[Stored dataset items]
========================================================================

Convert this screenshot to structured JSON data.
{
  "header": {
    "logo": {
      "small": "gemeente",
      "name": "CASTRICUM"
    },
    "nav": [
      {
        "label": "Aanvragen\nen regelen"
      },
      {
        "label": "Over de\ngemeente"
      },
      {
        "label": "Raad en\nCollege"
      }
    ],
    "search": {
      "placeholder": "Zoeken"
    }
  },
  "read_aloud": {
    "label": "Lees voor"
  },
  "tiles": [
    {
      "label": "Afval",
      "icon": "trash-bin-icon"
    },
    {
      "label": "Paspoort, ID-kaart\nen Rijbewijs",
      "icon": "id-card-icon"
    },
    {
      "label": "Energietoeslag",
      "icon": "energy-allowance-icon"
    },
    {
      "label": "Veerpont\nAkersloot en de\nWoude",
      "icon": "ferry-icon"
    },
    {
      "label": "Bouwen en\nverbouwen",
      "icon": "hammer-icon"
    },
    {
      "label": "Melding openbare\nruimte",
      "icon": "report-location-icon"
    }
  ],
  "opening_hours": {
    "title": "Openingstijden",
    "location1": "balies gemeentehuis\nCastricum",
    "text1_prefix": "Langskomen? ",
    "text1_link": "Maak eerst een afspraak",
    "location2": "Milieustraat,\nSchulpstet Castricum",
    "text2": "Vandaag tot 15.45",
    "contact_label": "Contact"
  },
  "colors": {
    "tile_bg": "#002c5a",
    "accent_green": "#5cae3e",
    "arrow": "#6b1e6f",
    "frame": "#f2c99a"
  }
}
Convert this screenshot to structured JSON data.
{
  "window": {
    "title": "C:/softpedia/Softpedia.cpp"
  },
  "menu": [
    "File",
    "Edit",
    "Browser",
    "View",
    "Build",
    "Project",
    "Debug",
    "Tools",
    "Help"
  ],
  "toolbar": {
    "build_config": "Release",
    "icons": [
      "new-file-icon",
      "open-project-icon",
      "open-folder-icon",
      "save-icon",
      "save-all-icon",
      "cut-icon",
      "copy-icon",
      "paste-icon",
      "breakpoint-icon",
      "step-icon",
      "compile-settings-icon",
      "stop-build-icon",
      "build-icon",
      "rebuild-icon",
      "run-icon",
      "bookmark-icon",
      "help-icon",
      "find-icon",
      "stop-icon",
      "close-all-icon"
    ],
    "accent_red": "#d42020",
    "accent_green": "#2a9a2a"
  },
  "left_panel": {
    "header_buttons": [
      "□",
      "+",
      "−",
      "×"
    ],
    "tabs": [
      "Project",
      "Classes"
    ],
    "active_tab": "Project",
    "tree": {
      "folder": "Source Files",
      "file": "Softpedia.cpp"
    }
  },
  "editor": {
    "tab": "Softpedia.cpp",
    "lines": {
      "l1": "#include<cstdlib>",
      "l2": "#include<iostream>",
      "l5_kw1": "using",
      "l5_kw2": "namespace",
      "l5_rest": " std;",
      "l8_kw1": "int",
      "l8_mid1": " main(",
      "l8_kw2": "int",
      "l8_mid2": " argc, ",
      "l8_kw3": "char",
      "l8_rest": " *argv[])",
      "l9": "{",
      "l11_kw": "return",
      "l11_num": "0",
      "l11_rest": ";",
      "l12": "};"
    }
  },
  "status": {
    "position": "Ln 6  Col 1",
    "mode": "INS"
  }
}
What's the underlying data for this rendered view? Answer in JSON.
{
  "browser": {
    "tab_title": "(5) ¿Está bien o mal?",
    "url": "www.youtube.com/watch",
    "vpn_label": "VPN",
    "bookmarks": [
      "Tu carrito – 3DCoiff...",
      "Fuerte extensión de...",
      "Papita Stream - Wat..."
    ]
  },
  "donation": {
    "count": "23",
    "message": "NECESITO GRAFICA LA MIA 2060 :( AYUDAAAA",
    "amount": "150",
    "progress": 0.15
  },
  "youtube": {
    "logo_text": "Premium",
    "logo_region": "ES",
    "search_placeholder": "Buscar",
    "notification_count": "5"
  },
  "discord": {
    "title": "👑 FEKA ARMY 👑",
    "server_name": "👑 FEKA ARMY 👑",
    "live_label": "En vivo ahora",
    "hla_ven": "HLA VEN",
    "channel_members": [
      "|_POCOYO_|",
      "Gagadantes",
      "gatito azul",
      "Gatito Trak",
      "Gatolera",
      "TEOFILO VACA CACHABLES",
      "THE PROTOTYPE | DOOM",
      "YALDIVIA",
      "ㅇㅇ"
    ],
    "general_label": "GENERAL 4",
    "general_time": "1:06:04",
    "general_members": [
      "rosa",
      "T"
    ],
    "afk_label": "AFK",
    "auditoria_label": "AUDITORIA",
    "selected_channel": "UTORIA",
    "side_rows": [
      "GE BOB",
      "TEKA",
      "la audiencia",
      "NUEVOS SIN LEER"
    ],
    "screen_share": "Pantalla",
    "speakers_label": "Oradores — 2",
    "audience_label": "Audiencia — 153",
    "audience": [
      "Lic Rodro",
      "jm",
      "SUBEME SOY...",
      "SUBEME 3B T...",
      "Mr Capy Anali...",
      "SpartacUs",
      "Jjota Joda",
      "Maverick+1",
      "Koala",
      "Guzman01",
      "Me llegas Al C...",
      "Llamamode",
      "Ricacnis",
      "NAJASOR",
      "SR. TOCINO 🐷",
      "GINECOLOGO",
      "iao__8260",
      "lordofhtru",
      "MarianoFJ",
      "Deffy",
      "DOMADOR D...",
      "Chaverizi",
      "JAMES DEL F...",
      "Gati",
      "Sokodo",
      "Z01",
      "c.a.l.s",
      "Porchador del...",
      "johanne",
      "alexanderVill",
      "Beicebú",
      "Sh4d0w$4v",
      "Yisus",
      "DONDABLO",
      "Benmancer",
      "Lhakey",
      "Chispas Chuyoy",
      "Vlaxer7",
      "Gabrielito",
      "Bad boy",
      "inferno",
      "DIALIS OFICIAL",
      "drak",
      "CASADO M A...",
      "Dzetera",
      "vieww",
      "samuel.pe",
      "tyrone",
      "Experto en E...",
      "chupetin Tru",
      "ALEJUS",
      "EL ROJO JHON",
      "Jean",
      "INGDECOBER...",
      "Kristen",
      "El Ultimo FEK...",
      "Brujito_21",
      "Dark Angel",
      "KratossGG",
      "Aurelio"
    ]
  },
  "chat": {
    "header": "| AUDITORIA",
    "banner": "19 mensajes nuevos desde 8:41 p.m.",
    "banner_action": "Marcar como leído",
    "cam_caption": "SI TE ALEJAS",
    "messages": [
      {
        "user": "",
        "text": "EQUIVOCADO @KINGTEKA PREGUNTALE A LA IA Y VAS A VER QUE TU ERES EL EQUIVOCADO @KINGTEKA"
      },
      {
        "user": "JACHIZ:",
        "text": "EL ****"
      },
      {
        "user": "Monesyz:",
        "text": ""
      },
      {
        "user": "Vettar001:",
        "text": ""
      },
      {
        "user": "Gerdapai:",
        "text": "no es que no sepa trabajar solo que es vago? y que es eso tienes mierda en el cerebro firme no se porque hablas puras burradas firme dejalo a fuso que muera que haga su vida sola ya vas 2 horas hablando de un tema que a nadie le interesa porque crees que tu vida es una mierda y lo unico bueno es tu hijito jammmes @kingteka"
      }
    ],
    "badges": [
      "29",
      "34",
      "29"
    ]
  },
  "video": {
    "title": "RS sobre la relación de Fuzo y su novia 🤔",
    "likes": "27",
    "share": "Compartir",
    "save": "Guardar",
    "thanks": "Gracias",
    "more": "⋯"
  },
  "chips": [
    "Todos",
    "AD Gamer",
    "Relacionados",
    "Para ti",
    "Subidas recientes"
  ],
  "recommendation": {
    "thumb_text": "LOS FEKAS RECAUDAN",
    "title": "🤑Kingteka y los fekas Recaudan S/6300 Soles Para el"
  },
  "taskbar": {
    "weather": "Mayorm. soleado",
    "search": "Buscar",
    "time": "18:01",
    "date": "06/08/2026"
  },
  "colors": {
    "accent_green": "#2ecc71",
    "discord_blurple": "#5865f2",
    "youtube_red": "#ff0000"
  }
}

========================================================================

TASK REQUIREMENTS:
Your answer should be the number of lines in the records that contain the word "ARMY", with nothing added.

ANSWER TO THE EXERCISE:
2